- Exercise prompt:
Copying task for the records below: reproduce each one exactly and drop the pictures.

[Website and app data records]
____
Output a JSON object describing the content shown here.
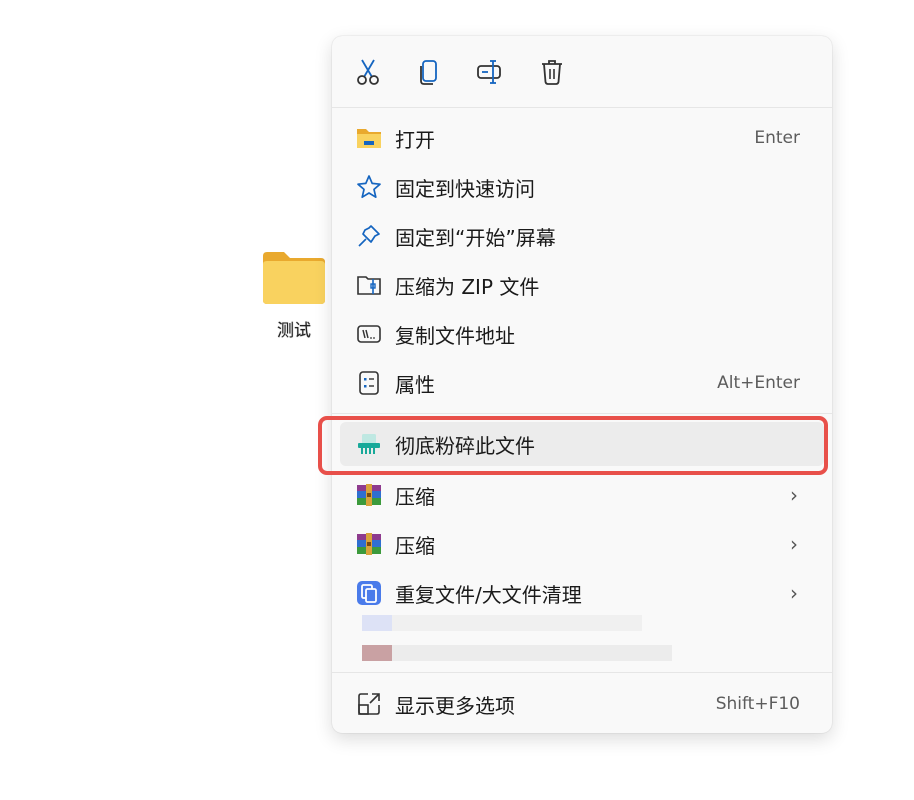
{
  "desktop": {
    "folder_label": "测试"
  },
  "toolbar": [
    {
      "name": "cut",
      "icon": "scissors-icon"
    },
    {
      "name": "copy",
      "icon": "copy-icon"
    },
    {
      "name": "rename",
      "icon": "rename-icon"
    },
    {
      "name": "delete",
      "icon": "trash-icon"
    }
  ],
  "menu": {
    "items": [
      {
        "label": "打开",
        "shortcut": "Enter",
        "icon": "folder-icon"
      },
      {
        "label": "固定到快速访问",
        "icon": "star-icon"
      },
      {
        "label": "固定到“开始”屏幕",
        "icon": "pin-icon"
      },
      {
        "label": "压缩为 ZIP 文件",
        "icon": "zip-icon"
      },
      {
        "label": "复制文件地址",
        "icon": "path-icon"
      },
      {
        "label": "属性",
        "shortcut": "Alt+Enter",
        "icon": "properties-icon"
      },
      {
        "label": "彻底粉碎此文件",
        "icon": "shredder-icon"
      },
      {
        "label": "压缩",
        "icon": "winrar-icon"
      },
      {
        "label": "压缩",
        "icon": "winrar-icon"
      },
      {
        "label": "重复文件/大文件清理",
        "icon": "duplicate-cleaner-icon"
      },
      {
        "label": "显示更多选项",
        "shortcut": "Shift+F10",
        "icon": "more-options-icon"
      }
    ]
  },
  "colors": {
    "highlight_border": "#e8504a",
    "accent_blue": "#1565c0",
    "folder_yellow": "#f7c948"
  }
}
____
- Result:
Output a JSON object describing the content shown here.
{
  "desktop": {
    "folder_label": "测试"
  },
  "toolbar": [
    {
      "name": "cut",
      "icon": "scissors-icon"
    },
    {
      "name": "copy",
      "icon": "copy-icon"
    },
    {
      "name": "rename",
      "icon": "rename-icon"
    },
    {
      "name": "delete",
      "icon": "trash-icon"
    }
  ],
  "menu": {
    "items": [
      {
        "label": "打开",
        "shortcut": "Enter",
        "icon": "folder-icon"
      },
      {
        "label": "固定到快速访问",
        "icon": "star-icon"
      },
      {
        "label": "固定到“开始”屏幕",
        "icon": "pin-icon"
      },
      {
        "label": "压缩为 ZIP 文件",
        "icon": "zip-icon"
      },
      {
        "label": "复制文件地址",
        "icon": "path-icon"
      },
      {
        "label": "属性",
        "shortcut": "Alt+Enter",
        "icon": "properties-icon"
      },
      {
        "label": "彻底粉碎此文件",
        "icon": "shredder-icon"
      },
      {
        "label": "压缩",
        "icon": "winrar-icon"
      },
      {
        "label": "压缩",
        "icon": "winrar-icon"
      },
      {
        "label": "重复文件/大文件清理",
        "icon": "duplicate-cleaner-icon"
      },
      {
        "label": "显示更多选项",
        "shortcut": "Shift+F10",
        "icon": "more-options-icon"
      }
    ]
  },
  "colors": {
    "highlight_border": "#e8504a",
    "accent_blue": "#1565c0",
    "folder_yellow": "#f7c948"
  }
}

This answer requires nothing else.